Identify every line in the records below that contains the word "КАЗИНО", and copy each of those lines.

**Records contained in a dataset:**
────────
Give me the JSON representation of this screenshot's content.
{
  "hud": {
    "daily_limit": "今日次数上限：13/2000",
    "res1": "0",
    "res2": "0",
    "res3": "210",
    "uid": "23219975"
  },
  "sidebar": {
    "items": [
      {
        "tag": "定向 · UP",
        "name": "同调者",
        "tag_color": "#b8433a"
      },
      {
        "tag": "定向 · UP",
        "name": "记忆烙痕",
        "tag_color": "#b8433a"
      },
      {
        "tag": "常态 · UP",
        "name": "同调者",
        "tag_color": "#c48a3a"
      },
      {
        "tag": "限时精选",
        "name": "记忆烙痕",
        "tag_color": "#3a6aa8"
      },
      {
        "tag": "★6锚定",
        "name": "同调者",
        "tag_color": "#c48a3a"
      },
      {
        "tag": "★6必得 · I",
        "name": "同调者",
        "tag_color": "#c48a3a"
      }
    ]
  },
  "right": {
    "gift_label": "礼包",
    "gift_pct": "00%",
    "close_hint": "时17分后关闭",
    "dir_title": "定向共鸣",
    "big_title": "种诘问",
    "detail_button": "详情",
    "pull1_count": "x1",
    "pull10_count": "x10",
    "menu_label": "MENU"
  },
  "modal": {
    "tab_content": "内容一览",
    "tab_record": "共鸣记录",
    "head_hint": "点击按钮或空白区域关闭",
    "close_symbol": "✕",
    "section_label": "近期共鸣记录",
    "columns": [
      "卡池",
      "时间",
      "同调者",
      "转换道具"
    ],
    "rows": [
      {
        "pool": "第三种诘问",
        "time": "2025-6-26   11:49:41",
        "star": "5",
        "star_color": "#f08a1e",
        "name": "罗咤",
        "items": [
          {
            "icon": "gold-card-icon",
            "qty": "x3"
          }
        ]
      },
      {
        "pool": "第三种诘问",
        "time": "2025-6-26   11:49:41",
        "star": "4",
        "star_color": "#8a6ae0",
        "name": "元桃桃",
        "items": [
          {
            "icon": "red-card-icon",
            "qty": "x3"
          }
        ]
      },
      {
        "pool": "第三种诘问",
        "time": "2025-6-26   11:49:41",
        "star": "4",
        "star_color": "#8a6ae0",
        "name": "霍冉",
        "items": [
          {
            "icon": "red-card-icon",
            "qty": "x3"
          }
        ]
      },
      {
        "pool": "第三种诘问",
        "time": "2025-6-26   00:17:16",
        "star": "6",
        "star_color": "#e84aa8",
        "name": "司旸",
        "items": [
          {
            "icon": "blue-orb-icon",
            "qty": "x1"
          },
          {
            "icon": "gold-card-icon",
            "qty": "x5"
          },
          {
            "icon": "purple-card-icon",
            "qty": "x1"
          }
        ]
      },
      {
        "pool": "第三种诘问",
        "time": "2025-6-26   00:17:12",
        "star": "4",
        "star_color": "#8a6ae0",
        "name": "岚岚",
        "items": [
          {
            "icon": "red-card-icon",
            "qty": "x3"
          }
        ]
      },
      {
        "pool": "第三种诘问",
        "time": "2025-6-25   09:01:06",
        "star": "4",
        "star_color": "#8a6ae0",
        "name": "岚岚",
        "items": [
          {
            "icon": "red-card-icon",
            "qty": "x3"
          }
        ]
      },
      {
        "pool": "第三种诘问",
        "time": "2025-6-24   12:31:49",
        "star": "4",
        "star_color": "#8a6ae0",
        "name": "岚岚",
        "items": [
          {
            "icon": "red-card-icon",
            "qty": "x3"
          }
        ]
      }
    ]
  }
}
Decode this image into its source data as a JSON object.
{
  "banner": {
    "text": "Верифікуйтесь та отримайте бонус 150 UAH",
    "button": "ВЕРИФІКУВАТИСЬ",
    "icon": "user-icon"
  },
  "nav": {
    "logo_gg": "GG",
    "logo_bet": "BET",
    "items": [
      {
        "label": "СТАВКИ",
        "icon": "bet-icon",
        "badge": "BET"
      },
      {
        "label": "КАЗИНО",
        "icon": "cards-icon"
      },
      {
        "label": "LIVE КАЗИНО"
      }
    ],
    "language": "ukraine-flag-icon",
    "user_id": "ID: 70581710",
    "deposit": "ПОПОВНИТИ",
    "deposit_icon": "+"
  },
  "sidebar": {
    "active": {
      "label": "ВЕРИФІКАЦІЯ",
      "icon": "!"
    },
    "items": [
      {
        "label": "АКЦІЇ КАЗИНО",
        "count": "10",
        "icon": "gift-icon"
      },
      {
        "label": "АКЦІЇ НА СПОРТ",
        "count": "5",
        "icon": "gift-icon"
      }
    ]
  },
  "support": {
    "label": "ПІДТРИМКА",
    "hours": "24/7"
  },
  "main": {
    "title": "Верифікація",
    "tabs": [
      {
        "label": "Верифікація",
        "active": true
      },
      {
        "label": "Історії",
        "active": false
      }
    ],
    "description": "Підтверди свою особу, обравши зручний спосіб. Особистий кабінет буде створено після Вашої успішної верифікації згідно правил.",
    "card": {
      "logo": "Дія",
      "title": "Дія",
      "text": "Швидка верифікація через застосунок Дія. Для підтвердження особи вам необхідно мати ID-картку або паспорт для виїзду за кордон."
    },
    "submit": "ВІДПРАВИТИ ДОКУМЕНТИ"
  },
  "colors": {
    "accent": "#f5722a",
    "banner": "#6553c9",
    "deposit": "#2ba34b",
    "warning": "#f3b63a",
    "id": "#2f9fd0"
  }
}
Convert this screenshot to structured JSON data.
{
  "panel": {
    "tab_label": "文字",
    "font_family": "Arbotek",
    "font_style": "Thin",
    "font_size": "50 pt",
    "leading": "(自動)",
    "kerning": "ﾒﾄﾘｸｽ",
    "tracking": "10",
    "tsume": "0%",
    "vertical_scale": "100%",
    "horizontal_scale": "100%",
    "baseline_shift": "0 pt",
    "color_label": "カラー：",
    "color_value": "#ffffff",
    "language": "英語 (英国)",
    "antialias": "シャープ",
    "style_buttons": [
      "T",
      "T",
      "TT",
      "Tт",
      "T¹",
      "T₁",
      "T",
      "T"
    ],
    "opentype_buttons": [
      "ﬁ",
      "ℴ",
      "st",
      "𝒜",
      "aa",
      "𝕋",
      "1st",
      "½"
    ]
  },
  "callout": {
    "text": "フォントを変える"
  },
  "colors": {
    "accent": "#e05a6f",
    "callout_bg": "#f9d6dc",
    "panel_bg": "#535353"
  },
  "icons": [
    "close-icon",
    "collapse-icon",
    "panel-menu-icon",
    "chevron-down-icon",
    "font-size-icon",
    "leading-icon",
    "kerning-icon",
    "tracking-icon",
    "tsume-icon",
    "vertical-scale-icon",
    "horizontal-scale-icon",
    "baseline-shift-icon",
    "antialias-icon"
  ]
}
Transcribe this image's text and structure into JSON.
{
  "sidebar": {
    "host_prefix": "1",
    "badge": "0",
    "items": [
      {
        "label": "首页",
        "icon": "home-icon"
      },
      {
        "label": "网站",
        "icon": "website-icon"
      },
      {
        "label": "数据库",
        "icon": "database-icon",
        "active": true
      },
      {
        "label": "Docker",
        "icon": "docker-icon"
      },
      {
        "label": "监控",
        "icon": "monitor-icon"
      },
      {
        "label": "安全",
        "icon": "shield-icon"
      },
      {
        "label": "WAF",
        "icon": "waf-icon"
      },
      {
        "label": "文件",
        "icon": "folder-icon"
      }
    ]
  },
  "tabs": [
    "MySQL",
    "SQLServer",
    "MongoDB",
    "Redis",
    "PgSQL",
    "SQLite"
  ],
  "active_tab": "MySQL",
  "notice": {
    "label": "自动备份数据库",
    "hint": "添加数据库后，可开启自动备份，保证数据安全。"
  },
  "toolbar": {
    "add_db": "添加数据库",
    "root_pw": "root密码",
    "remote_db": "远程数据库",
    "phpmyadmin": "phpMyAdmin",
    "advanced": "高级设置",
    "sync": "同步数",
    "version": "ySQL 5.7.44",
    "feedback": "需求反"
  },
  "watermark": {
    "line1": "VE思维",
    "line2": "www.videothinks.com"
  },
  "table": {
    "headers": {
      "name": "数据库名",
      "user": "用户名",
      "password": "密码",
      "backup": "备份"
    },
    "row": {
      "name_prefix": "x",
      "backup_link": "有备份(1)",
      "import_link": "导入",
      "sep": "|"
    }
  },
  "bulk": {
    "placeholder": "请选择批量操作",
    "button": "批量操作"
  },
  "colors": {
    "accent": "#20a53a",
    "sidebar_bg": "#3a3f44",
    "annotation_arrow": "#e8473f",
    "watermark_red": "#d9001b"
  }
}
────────
**Result for this task:**
        "label": "КАЗИНО",
        "label": "LIVE КАЗИНО"
        "label": "АКЦІЇ КАЗИНО",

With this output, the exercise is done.